======== The data ========
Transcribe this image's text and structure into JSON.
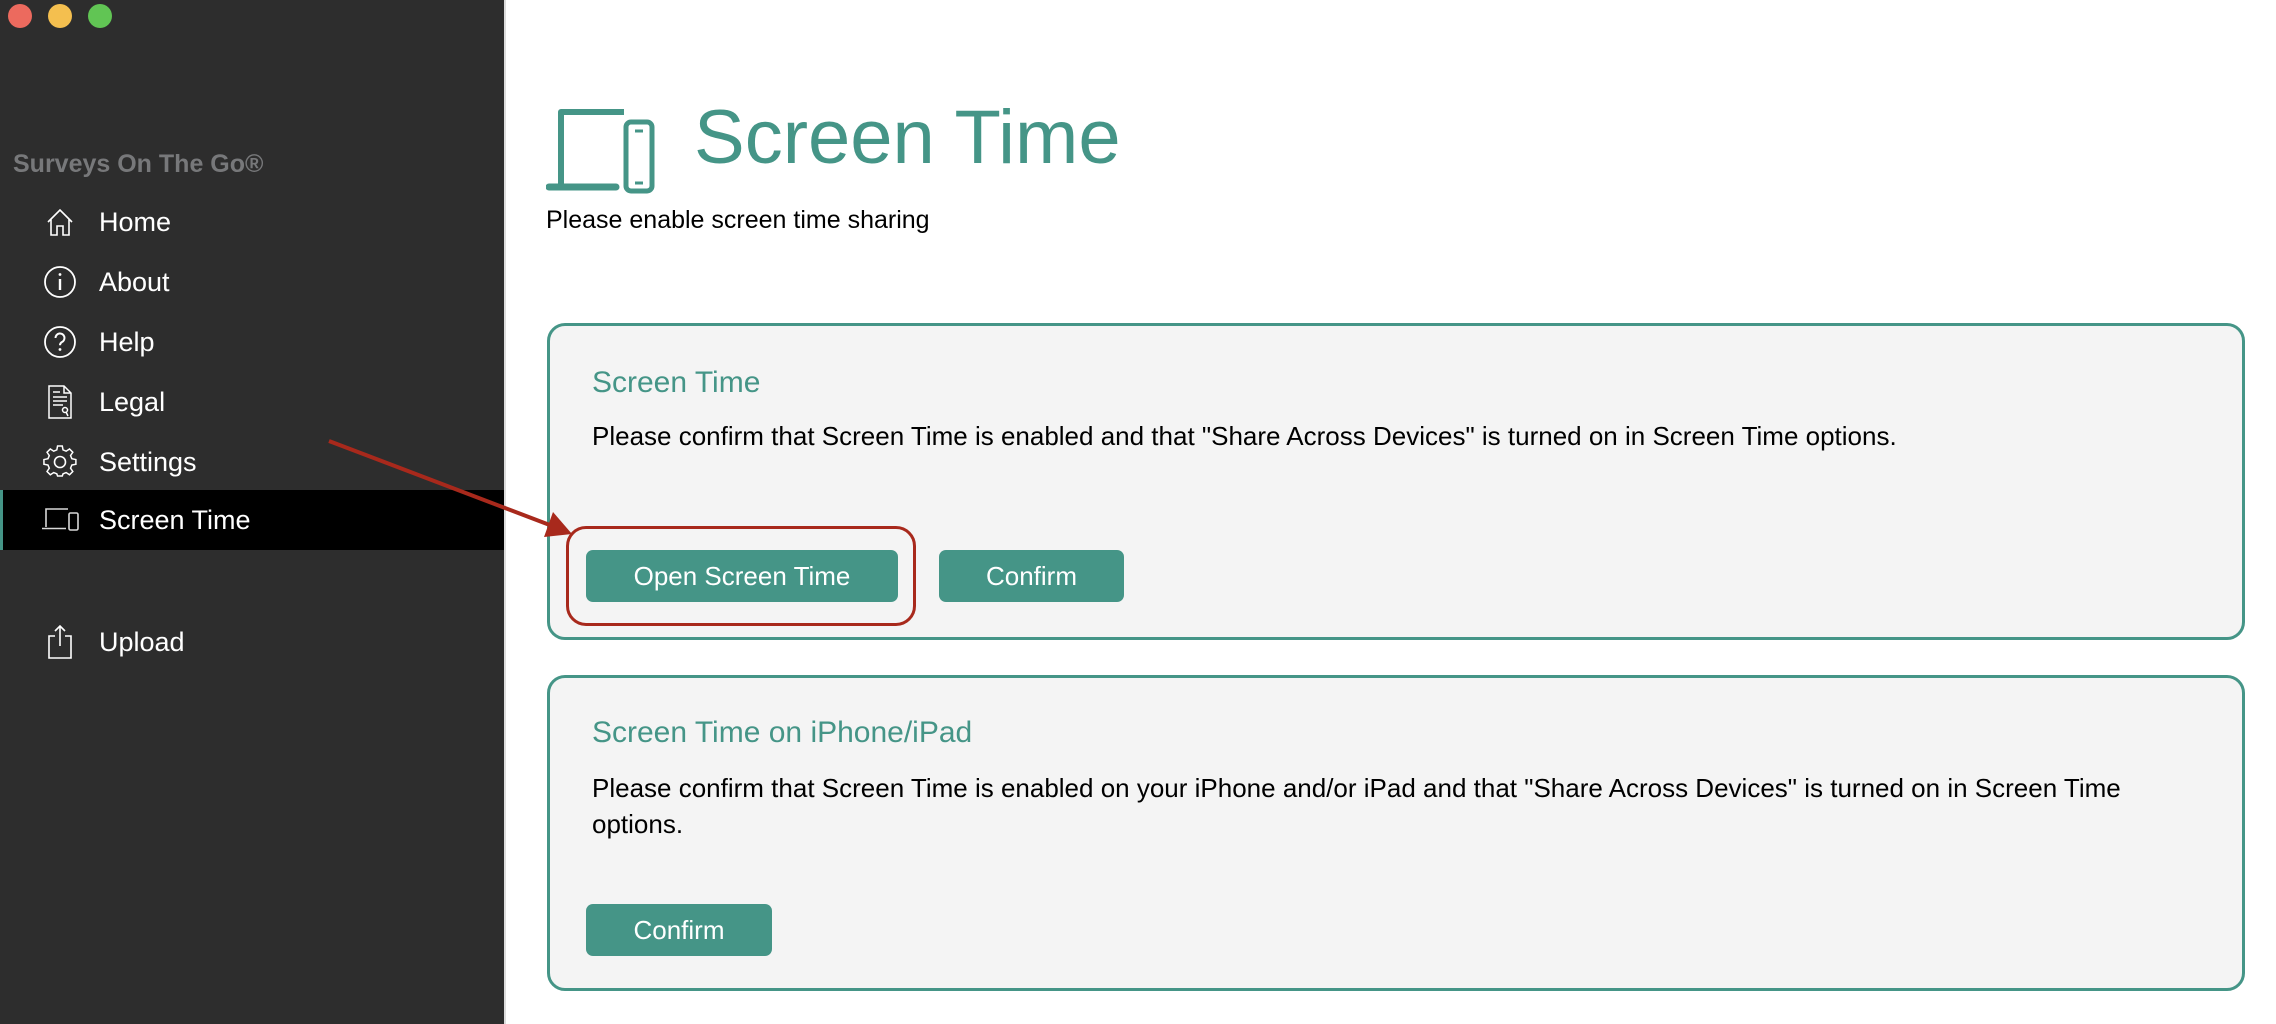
{
  "window": {
    "controls": [
      {
        "name": "close",
        "color": "#ec6a5e"
      },
      {
        "name": "minimize",
        "color": "#f4bf4f"
      },
      {
        "name": "zoom",
        "color": "#61c554"
      }
    ]
  },
  "sidebar": {
    "brand": "Surveys On The Go®",
    "items": [
      {
        "label": "Home",
        "icon": "home-icon",
        "active": false
      },
      {
        "label": "About",
        "icon": "info-icon",
        "active": false
      },
      {
        "label": "Help",
        "icon": "help-icon",
        "active": false
      },
      {
        "label": "Legal",
        "icon": "legal-document-icon",
        "active": false
      },
      {
        "label": "Settings",
        "icon": "gear-icon",
        "active": false
      },
      {
        "label": "Screen Time",
        "icon": "laptop-phone-icon",
        "active": true
      },
      {
        "label": "Upload",
        "icon": "share-upload-icon",
        "active": false
      }
    ]
  },
  "header": {
    "icon": "laptop-phone-icon",
    "title": "Screen Time",
    "subtitle": "Please enable screen time sharing"
  },
  "cards": [
    {
      "title": "Screen Time",
      "body": "Please confirm that Screen Time is enabled and that \"Share Across Devices\" is turned on in Screen Time options.",
      "buttons": [
        "Open Screen Time",
        "Confirm"
      ]
    },
    {
      "title": "Screen Time on iPhone/iPad",
      "body": "Please confirm that Screen Time is enabled on your iPhone and/or iPad and that \"Share Across Devices\" is turned on in Screen Time options.",
      "buttons": [
        "Confirm"
      ]
    }
  ],
  "annotation": {
    "type": "arrow-highlight",
    "target": "Open Screen Time",
    "color": "#a8291c"
  },
  "colors": {
    "accent": "#459587",
    "sidebar_bg": "#2d2d2d",
    "active_row_bg": "#000000",
    "card_bg": "#f4f4f4",
    "brand_text": "#77787a"
  }
}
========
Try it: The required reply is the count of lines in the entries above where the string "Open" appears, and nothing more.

Output of the exercise: 2